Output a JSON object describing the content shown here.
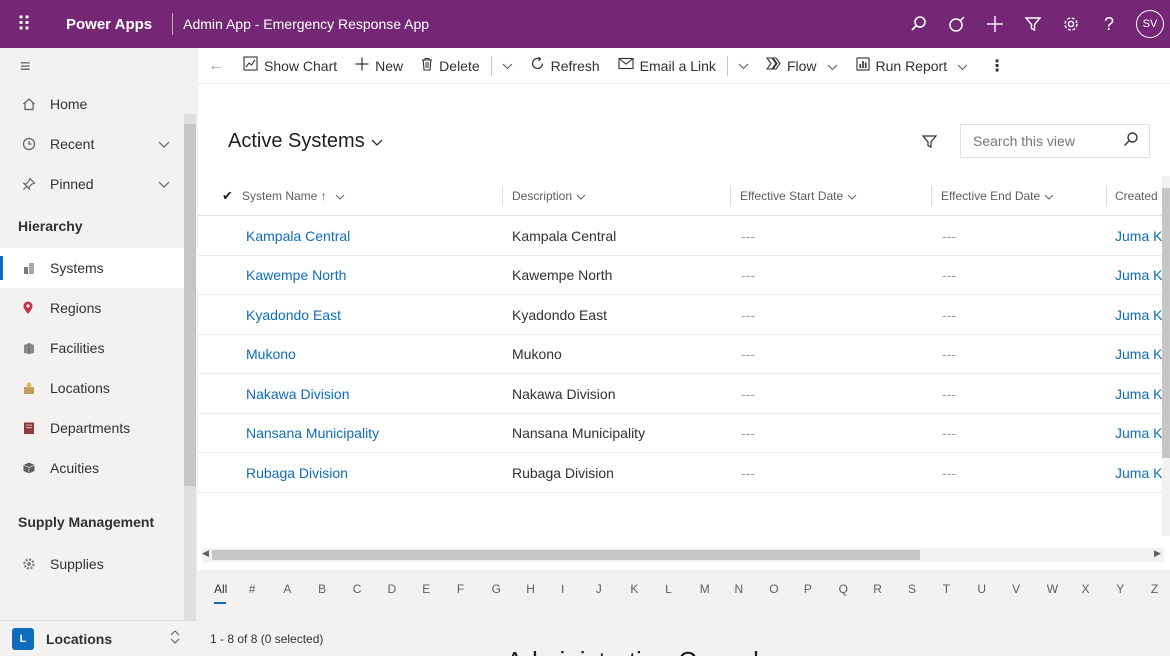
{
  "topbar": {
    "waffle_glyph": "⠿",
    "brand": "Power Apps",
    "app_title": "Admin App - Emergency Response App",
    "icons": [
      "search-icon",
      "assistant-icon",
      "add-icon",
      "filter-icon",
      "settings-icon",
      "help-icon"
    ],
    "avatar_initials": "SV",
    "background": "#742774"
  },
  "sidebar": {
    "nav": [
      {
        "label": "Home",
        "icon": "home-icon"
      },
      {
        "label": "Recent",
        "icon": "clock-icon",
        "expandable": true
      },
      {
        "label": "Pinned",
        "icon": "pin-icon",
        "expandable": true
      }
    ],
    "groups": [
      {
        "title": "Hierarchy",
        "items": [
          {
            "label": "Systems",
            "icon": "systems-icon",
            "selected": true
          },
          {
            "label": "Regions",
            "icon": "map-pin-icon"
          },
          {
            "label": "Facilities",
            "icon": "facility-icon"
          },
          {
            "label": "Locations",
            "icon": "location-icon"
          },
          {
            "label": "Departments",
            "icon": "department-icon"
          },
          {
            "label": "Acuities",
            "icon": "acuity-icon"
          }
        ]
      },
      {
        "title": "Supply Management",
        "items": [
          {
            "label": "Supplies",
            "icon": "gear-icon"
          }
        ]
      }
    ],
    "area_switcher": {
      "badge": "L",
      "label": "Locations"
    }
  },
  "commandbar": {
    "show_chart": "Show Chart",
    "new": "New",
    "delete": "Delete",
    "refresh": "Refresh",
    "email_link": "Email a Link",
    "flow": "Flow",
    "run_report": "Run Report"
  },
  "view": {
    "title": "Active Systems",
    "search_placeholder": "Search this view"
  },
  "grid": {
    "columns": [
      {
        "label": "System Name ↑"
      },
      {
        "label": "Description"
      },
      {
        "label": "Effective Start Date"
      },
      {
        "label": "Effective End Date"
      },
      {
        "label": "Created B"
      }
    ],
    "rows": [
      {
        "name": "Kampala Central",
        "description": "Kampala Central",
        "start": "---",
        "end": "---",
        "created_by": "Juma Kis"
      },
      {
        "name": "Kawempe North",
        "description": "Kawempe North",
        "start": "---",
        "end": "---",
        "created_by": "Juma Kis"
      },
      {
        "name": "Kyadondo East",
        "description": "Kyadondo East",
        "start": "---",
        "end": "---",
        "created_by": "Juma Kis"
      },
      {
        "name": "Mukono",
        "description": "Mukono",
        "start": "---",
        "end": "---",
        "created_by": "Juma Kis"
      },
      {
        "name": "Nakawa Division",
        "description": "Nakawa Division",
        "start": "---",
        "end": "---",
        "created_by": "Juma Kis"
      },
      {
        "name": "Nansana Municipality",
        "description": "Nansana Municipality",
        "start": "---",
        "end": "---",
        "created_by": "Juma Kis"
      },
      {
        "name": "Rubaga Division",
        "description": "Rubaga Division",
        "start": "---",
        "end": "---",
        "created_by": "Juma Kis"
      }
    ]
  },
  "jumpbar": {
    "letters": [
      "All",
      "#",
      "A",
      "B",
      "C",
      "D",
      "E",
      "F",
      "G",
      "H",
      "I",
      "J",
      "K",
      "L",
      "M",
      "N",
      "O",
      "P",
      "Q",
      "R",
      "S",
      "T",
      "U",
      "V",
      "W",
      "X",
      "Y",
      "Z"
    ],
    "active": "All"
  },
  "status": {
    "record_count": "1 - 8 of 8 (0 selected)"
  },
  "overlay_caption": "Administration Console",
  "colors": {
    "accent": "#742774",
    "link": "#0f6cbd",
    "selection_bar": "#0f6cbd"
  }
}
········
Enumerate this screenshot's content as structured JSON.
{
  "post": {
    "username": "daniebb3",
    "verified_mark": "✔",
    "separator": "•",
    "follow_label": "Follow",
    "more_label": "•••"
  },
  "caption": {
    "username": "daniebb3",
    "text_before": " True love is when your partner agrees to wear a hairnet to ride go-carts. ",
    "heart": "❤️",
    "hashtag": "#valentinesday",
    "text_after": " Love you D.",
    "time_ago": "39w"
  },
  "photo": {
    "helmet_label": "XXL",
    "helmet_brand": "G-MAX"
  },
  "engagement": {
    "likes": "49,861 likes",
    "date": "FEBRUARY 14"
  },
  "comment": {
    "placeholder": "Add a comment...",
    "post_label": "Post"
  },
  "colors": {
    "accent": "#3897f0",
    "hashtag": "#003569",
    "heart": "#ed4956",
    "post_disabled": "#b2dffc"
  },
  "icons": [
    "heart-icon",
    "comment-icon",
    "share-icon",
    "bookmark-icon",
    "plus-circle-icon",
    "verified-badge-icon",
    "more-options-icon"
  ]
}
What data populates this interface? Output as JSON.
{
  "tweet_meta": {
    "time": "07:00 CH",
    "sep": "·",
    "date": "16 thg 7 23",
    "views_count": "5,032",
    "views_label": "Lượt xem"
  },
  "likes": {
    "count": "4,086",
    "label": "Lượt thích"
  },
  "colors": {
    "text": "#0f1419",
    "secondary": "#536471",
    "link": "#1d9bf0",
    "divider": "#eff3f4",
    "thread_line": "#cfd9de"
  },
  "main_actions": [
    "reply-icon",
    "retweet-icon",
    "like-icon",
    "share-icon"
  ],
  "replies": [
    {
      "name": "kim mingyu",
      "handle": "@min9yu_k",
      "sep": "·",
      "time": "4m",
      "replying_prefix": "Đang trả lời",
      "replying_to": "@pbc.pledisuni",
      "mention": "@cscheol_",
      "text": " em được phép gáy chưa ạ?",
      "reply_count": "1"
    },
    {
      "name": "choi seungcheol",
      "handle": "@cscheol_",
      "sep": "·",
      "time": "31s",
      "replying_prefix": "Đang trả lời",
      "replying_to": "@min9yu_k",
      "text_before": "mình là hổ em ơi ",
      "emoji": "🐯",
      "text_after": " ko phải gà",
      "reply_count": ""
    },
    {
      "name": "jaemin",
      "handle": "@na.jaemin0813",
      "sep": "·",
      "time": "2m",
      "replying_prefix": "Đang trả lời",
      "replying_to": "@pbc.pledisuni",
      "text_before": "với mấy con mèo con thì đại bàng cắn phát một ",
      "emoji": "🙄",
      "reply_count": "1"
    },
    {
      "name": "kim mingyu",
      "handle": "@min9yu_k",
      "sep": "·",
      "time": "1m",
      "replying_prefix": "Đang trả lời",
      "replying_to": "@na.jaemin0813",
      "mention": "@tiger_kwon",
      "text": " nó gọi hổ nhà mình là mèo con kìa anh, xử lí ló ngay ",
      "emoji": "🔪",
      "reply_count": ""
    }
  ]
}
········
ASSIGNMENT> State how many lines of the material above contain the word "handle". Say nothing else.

RESPONSE FOR THIS EXERCISE> 4